▶ [WORK INSTRUCTION]: Return all lines from the listing below that include the word "Identifiers".

== Segment start ==

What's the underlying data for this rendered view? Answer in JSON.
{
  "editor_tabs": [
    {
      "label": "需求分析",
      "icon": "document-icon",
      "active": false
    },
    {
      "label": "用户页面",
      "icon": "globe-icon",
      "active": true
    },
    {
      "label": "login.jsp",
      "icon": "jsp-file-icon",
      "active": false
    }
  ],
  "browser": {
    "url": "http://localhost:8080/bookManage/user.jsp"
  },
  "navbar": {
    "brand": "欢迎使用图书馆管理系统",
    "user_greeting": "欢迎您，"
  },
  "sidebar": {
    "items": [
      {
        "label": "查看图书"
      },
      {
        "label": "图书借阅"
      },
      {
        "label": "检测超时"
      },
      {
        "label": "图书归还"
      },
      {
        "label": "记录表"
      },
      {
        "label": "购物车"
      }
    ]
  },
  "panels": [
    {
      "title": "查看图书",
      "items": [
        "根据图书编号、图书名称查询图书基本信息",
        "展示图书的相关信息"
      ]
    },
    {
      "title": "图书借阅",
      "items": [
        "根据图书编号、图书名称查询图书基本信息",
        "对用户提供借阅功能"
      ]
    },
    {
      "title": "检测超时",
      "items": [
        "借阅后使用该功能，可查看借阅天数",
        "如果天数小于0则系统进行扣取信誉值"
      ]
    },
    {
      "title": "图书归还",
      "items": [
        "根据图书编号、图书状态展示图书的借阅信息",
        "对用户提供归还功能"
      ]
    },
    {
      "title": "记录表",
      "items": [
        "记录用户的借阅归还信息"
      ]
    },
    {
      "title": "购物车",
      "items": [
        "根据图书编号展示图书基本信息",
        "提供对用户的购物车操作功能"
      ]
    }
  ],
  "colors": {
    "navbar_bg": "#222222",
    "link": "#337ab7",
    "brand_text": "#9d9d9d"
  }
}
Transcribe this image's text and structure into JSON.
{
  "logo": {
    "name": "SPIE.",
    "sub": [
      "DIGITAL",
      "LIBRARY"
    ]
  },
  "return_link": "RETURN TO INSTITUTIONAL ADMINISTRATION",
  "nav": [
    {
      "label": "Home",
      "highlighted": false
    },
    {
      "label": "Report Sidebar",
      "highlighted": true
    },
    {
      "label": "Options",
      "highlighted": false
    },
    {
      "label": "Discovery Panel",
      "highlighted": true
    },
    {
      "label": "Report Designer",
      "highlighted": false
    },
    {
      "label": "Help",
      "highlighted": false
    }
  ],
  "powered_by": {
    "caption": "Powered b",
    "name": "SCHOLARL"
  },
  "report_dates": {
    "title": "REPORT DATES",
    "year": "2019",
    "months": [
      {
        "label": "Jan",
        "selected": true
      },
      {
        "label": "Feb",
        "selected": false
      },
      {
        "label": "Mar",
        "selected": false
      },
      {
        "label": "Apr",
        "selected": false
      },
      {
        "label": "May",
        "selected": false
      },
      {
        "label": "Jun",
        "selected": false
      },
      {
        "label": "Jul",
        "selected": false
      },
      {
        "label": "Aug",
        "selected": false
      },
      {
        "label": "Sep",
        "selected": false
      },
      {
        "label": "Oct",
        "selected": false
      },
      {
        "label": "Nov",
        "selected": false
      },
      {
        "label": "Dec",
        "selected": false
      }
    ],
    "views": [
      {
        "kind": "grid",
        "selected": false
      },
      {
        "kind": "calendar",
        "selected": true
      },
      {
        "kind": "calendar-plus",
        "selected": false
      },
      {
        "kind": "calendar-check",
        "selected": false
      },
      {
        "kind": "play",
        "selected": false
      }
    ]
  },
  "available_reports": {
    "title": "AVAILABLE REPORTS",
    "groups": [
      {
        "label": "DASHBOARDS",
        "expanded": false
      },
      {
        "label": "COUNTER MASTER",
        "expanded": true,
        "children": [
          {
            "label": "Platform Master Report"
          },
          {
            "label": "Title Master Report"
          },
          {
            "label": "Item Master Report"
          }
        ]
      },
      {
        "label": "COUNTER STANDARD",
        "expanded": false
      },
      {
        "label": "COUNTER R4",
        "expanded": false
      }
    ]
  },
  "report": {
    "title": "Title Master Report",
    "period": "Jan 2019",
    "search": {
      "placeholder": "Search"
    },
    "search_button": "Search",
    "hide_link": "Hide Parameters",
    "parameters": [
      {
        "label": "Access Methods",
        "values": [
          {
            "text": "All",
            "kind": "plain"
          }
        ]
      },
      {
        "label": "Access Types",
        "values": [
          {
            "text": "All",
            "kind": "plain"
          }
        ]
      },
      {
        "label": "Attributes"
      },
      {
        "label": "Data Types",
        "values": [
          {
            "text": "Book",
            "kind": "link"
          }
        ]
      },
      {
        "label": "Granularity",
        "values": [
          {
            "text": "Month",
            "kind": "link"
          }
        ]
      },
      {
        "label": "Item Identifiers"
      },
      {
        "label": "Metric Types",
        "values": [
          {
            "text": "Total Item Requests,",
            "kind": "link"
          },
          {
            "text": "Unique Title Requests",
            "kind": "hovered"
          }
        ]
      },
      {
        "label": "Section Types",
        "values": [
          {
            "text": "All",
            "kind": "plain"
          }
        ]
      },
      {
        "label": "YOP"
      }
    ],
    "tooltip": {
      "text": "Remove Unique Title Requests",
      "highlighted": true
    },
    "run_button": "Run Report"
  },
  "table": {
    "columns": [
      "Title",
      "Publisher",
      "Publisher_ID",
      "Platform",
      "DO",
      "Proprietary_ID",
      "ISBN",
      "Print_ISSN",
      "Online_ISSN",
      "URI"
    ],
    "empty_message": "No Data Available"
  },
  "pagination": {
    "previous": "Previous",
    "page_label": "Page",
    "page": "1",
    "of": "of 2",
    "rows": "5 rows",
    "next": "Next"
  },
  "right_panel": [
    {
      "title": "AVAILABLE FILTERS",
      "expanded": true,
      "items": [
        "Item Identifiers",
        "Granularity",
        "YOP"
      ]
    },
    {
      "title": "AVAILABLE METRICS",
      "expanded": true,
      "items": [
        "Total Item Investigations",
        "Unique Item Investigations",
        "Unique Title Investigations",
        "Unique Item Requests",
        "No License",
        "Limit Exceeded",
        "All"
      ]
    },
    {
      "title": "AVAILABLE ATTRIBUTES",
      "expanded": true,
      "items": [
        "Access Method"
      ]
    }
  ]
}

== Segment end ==

▶ [SOLUTION FOR THIS TASK]:
        "label": "Item Identifiers"
        "Item Identifiers",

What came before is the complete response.